--- Task ---
State the number of lines in these records that include the string "دیوونه", and say nothing more.

--- Data excerpts ---
────
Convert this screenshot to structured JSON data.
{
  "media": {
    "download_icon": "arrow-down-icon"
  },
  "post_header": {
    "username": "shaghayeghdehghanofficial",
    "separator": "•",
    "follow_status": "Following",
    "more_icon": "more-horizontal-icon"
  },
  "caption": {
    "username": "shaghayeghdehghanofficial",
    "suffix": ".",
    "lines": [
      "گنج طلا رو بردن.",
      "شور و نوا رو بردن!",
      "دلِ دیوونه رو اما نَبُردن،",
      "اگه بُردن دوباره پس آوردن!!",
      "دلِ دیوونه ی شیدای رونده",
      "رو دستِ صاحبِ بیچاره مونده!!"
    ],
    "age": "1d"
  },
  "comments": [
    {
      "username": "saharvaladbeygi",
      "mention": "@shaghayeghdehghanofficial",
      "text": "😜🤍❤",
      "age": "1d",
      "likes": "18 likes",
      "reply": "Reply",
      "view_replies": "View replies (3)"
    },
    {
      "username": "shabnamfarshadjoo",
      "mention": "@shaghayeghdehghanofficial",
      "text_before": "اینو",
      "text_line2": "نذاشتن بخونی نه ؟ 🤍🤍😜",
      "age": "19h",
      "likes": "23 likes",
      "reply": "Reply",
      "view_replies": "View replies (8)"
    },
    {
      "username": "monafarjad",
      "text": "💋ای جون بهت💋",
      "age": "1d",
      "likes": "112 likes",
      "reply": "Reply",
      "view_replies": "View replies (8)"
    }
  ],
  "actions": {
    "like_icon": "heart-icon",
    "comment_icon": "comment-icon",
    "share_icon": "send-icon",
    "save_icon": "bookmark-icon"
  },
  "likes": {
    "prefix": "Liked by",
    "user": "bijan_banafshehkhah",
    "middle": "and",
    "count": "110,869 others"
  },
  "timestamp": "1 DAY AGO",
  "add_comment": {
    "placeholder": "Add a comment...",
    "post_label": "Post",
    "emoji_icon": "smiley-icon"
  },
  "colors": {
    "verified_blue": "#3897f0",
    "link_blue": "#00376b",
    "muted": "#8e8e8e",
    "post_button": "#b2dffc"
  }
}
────
--- Task output ---
2